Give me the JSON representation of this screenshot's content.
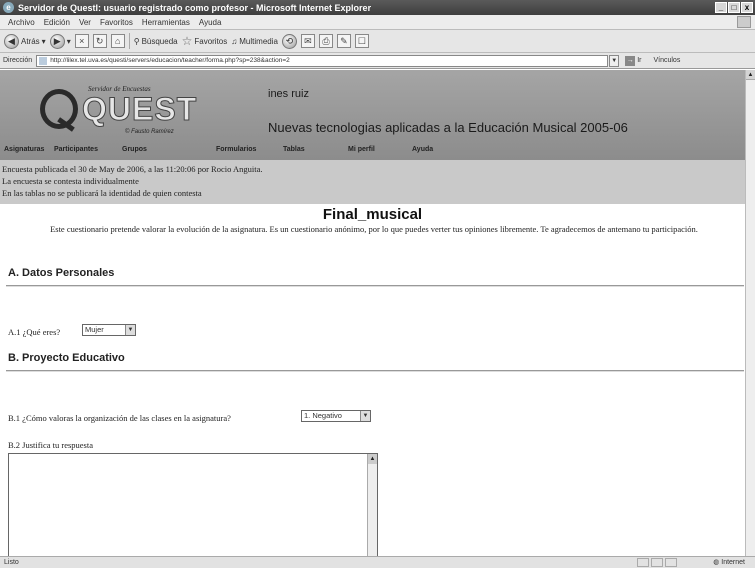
{
  "window": {
    "title": "Servidor de QuestI: usuario registrado como profesor - Microsoft Internet Explorer",
    "controls": [
      "_",
      "□",
      "x"
    ]
  },
  "menu": [
    "Archivo",
    "Edición",
    "Ver",
    "Favoritos",
    "Herramientas",
    "Ayuda"
  ],
  "toolbar": {
    "back": "Atrás",
    "search": "Búsqueda",
    "favorites": "Favoritos",
    "multimedia": "Multimedia"
  },
  "address": {
    "label": "Dirección",
    "url": "http://lilex.tel.uva.es/questi/servers/educacion/teacher/forma.php?sp=238&action=2",
    "go": "Ir",
    "links": "Vínculos"
  },
  "site": {
    "logo_top": "Servidor de Encuestas",
    "logo_name": "QUEST",
    "logo_by": "© Fausto Ramírez",
    "user": "ines ruiz",
    "course": "Nuevas tecnologias aplicadas a la Educación Musical 2005-06",
    "nav": [
      "Asignaturas",
      "Participantes",
      "Grupos",
      "Formularios",
      "Tablas",
      "Mi perfil",
      "Ayuda"
    ]
  },
  "info": [
    "Encuesta publicada el 30 de May de 2006, a las 11:20:06 por Rocio Anguita.",
    "La encuesta se contesta individualmente",
    "En las tablas no se publicará la identidad de quien contesta"
  ],
  "survey": {
    "title": "Final_musical",
    "description": "Este cuestionario pretende valorar la evolución de la asignatura. Es un cuestionario anónimo, por lo que puedes verter tus opiniones libremente. Te agradecemos de antemano tu participación.",
    "sections": [
      {
        "heading": "A. Datos Personales"
      },
      {
        "heading": "B. Proyecto Educativo"
      }
    ],
    "questions": {
      "a1": {
        "label": "A.1 ¿Qué eres?",
        "value": "Mujer"
      },
      "b1": {
        "label": "B.1 ¿Cómo valoras la organización de las clases en la asignatura?",
        "value": "1. Negativo"
      },
      "b2": {
        "label": "B.2 Justifica tu respuesta",
        "value": ""
      }
    }
  },
  "status": {
    "text": "Listo",
    "zone": "Internet"
  }
}
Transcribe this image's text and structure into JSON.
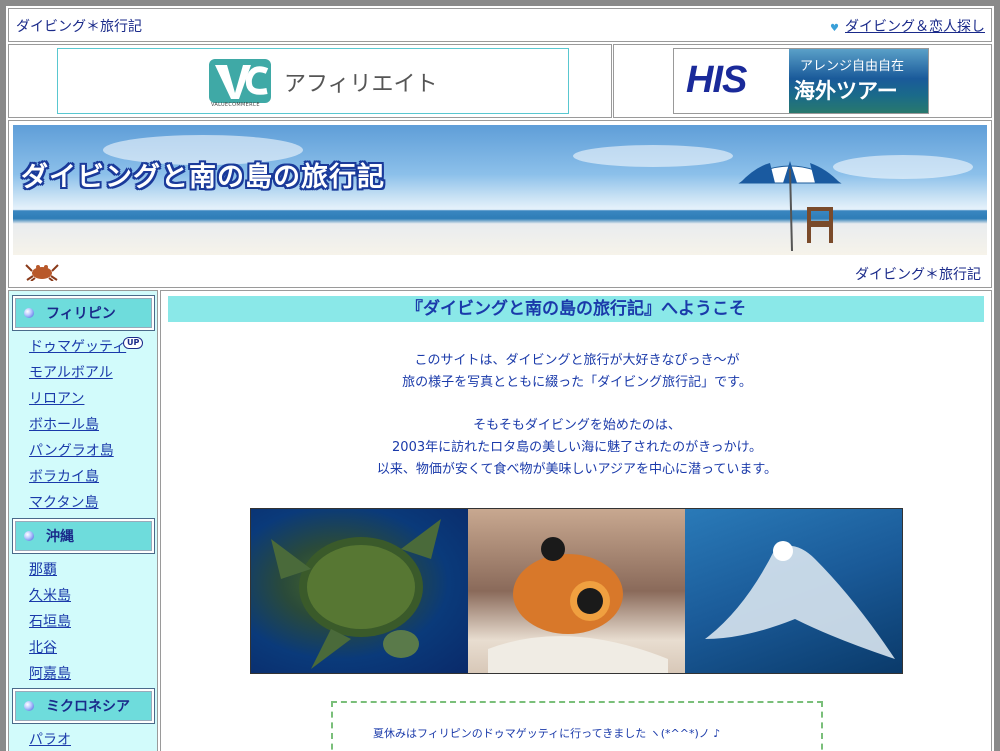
{
  "topbar": {
    "site_title": "ダイビング＊旅行記",
    "right_link": "ダイビング＆恋人探し",
    "heart_icon": "heart-icon"
  },
  "ads": {
    "left": {
      "brand": "アフィリエイト",
      "small": "VALUECOMMERCE"
    },
    "right": {
      "logo": "HIS",
      "line1": "アレンジ自由自在",
      "line2": "海外ツアー"
    }
  },
  "header": {
    "title": "ダイビングと南の島の旅行記",
    "link": "ダイビング＊旅行記",
    "crab_icon": "crab-icon"
  },
  "sidebar": {
    "categories": [
      {
        "label": "フィリピン",
        "items": [
          "ドゥマゲッティ",
          "モアルボアル",
          "リロアン",
          "ボホール島",
          "パングラオ島",
          "ボラカイ島",
          "マクタン島"
        ]
      },
      {
        "label": "沖縄",
        "items": [
          "那覇",
          "久米島",
          "石垣島",
          "北谷",
          "阿嘉島"
        ]
      },
      {
        "label": "ミクロネシア",
        "items": [
          "パラオ"
        ]
      }
    ],
    "up_badge": "UP"
  },
  "main": {
    "welcome": "『ダイビングと南の島の旅行記』へようこそ",
    "para1": [
      "このサイトは、ダイビングと旅行が大好きなぴっき～が",
      "旅の様子を写真とともに綴った「ダイビング旅行記」です。"
    ],
    "para2": [
      "そもそもダイビングを始めたのは、",
      "2003年に訪れたロタ島の美しい海に魅了されたのがきっかけ。",
      "以来、物価が安くて食べ物が美味しいアジアを中心に潜っています。"
    ],
    "photos": [
      "turtle-photo",
      "goby-fish-photo",
      "manta-ray-photo"
    ],
    "news": "夏休みはフィリピンのドゥマゲッティに行ってきました ヽ(*^^*)ノ ♪"
  },
  "colors": {
    "text": "#1a2a8a",
    "sidebar_bg": "#d2fbfb",
    "heading_bg": "#8ae8e8",
    "category_bg": "#6edcdc"
  }
}
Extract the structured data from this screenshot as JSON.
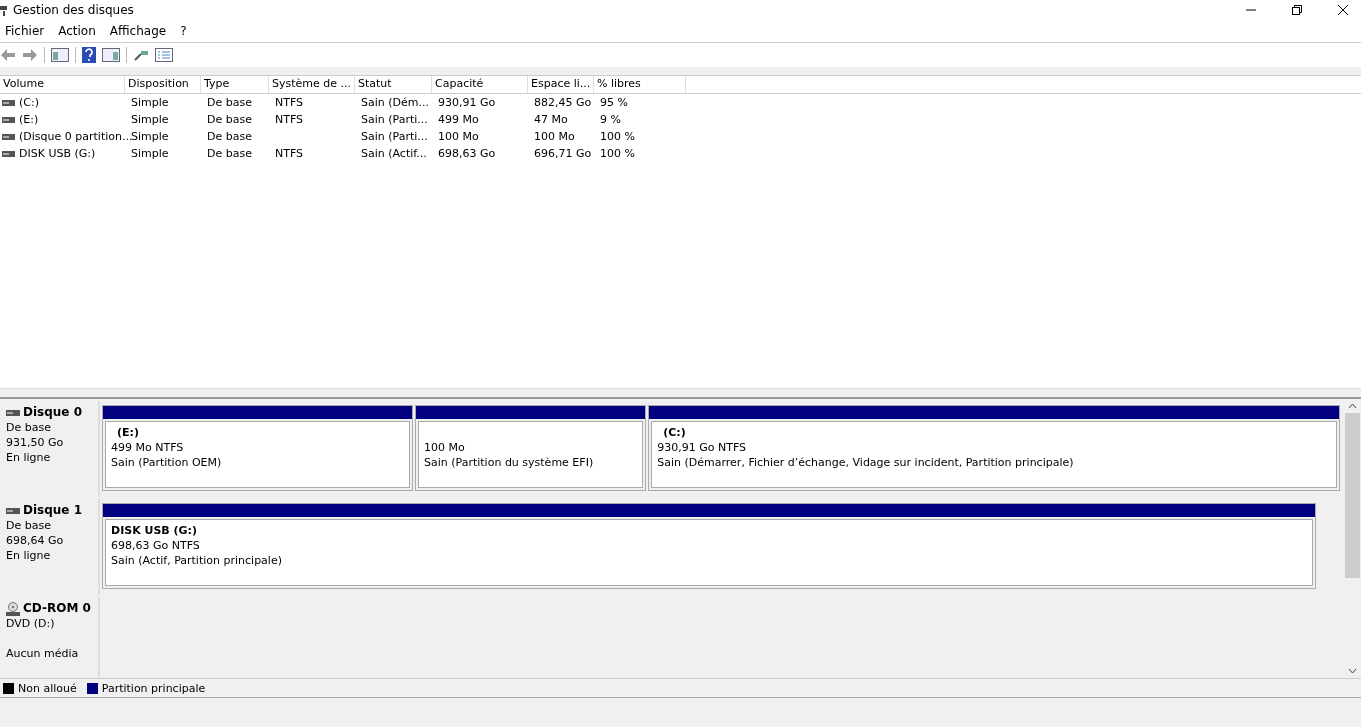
{
  "window": {
    "title": "Gestion des disques"
  },
  "menu": [
    "Fichier",
    "Action",
    "Affichage",
    "?"
  ],
  "table": {
    "columns": [
      "Volume",
      "Disposition",
      "Type",
      "Système de ...",
      "Statut",
      "Capacité",
      "Espace li...",
      "% libres"
    ],
    "rows": [
      [
        "(C:)",
        "Simple",
        "De base",
        "NTFS",
        "Sain (Dém...",
        "930,91 Go",
        "882,45 Go",
        "95 %"
      ],
      [
        "(E:)",
        "Simple",
        "De base",
        "NTFS",
        "Sain (Parti...",
        "499 Mo",
        "47 Mo",
        "9 %"
      ],
      [
        "(Disque 0 partition...",
        "Simple",
        "De base",
        "",
        "Sain (Parti...",
        "100 Mo",
        "100 Mo",
        "100 %"
      ],
      [
        "DISK USB (G:)",
        "Simple",
        "De base",
        "NTFS",
        "Sain (Actif...",
        "698,63 Go",
        "696,71 Go",
        "100 %"
      ]
    ]
  },
  "disks": [
    {
      "name": "Disque 0",
      "kind": "disk",
      "lines": [
        "De base",
        "931,50 Go",
        "En ligne"
      ],
      "partitions": [
        {
          "label": "(E:)",
          "size": "499 Mo NTFS",
          "status": "Sain (Partition OEM)"
        },
        {
          "size": "100 Mo",
          "status": "Sain (Partition du système EFI)"
        },
        {
          "label": "(C:)",
          "size": "930,91 Go NTFS",
          "status": "Sain (Démarrer, Fichier d’échange, Vidage sur incident, Partition principale)"
        }
      ]
    },
    {
      "name": "Disque 1",
      "kind": "disk",
      "lines": [
        "De base",
        "698,64 Go",
        "En ligne"
      ],
      "partitions": [
        {
          "label": "DISK USB  (G:)",
          "size": "698,63 Go NTFS",
          "status": "Sain (Actif, Partition principale)"
        }
      ]
    },
    {
      "name": "CD-ROM 0",
      "kind": "cdrom",
      "lines": [
        "DVD (D:)"
      ],
      "media": "Aucun média"
    }
  ],
  "legend": [
    {
      "label": "Non alloué",
      "color": "#000000"
    },
    {
      "label": "Partition principale",
      "color": "#000080"
    }
  ]
}
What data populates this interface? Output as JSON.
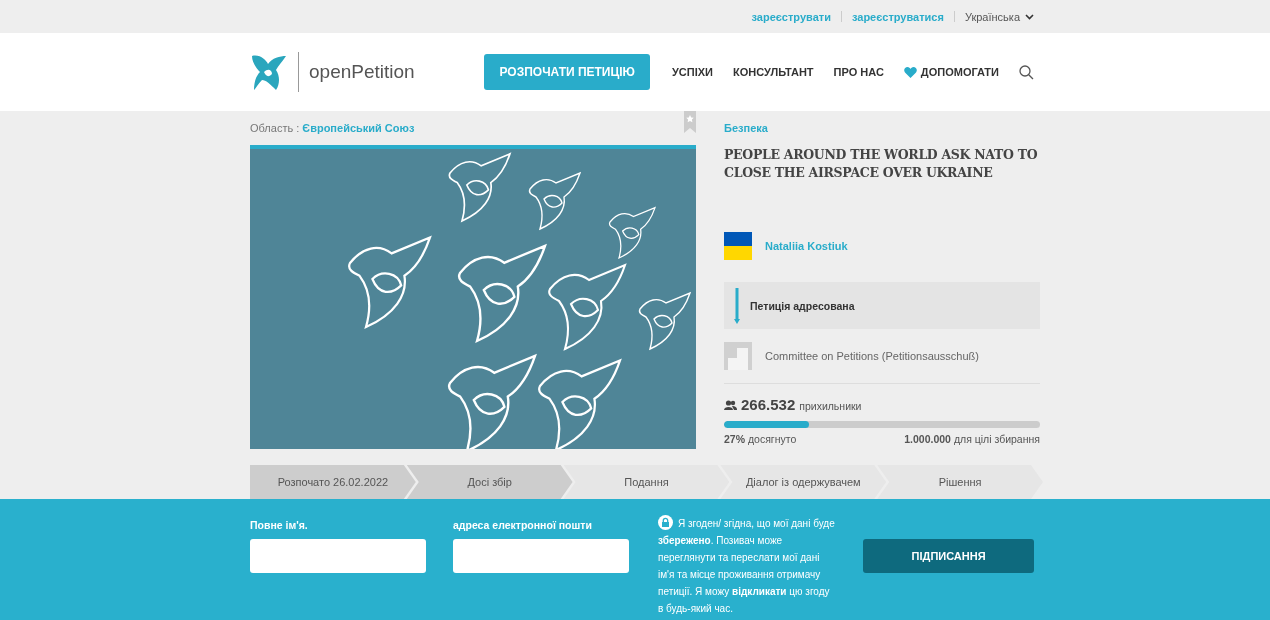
{
  "top_bar": {
    "links": [
      "зареєструвати",
      "зареєструватися"
    ],
    "language": "Українська"
  },
  "header": {
    "logo_text": "openPetition",
    "start_button": "РОЗПОЧАТИ ПЕТИЦІЮ",
    "nav": [
      {
        "label": "УСПІХИ",
        "kind": "plain"
      },
      {
        "label": "КОНСУЛЬТАНТ",
        "kind": "plain"
      },
      {
        "label": "ПРО НАС",
        "kind": "plain"
      },
      {
        "label": "ДОПОМОГАТИ",
        "kind": "heart"
      }
    ]
  },
  "region": {
    "label": "Область :",
    "value": "Європейський Союз"
  },
  "petition": {
    "category": "Безпека",
    "title": "PEOPLE AROUND THE WORLD ASK NATO TO CLOSE THE AIRSPACE OVER UKRAINE",
    "author": "Nataliia Kostiuk",
    "addressed_label": "Петиція адресована",
    "recipient": "Committee on Petitions (Petitionsausschuß)",
    "supporters_count": "266.532",
    "supporters_label": "прихильники",
    "level": 0.27,
    "percent": "27%",
    "percent_label": "досягнуто",
    "goal": "1.000.000",
    "goal_label": "для цілі збирання"
  },
  "steps": [
    {
      "label": "Розпочато 26.02.2022",
      "done": true
    },
    {
      "label": "Досі збір",
      "done": true
    },
    {
      "label": "Подання",
      "done": false
    },
    {
      "label": "Діалог із одержувачем",
      "done": false
    },
    {
      "label": "Рішення",
      "done": false
    }
  ],
  "form": {
    "name_label": "Повне ім'я.",
    "email_label": "адреса електронної пошти",
    "consent": "Я згоден/ згідна, що мої дані буде **збережено**. Позивач може переглянути та переслати мої дані ім'я та місце проживання отримачу петиції. Я можу **відкликати** цю згоду в будь-який час.",
    "submit": "ПІДПИСАННЯ"
  }
}
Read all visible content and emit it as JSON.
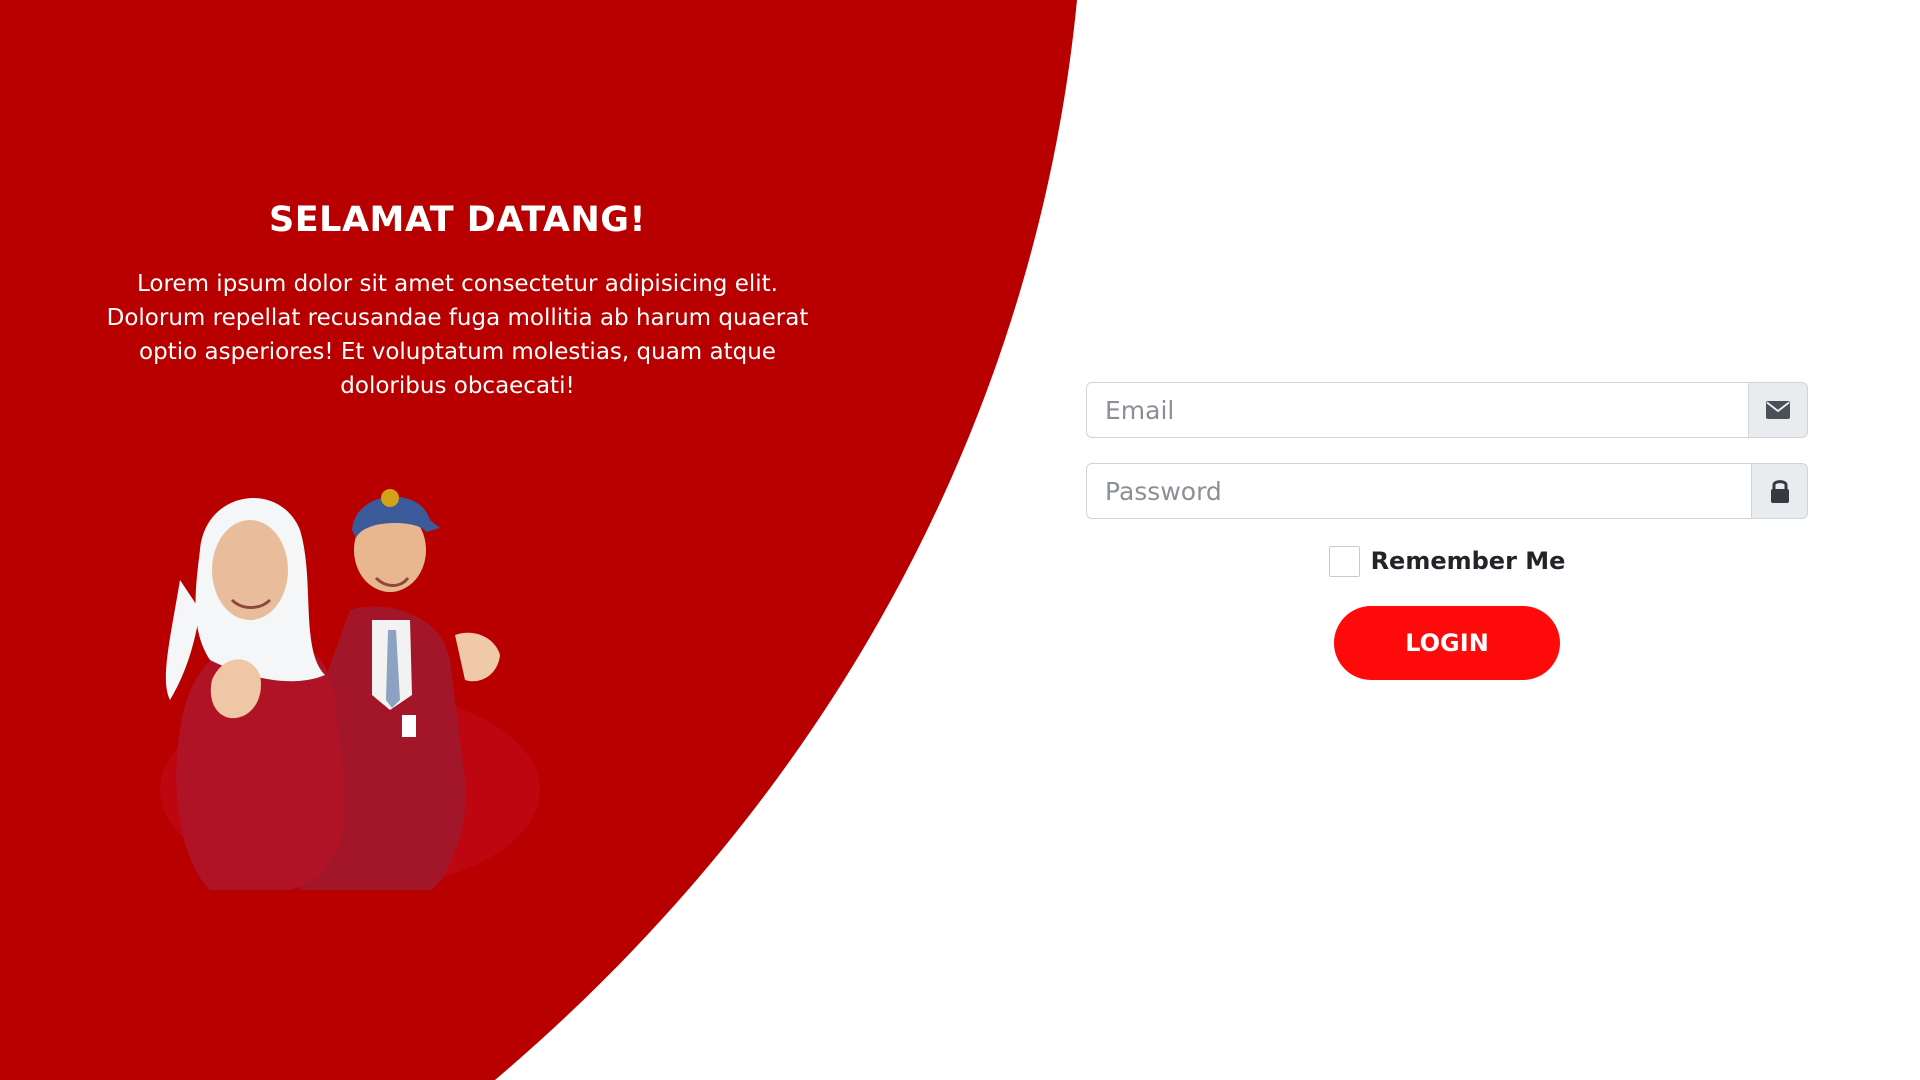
{
  "welcome": {
    "title": "SELAMAT DATANG!",
    "description": "Lorem ipsum dolor sit amet consectetur adipisicing elit. Dolorum repellat recusandae fuga mollitia ab harum quaerat optio asperiores! Et voluptatum molestias, quam atque doloribus obcaecati!"
  },
  "illustration": {
    "icon": "students-photo"
  },
  "login_form": {
    "email_placeholder": "Email",
    "email_value": "",
    "email_icon": "envelope-icon",
    "password_placeholder": "Password",
    "password_value": "",
    "password_icon": "lock-icon",
    "remember_label": "Remember Me",
    "remember_checked": false,
    "login_label": "LOGIN"
  },
  "colors": {
    "brand_red": "#b80000",
    "button_red": "#ff0a0a",
    "addon_gray": "#e9ecef",
    "border_gray": "#ced4da"
  }
}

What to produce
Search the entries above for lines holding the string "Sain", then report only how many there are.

Result of the task
8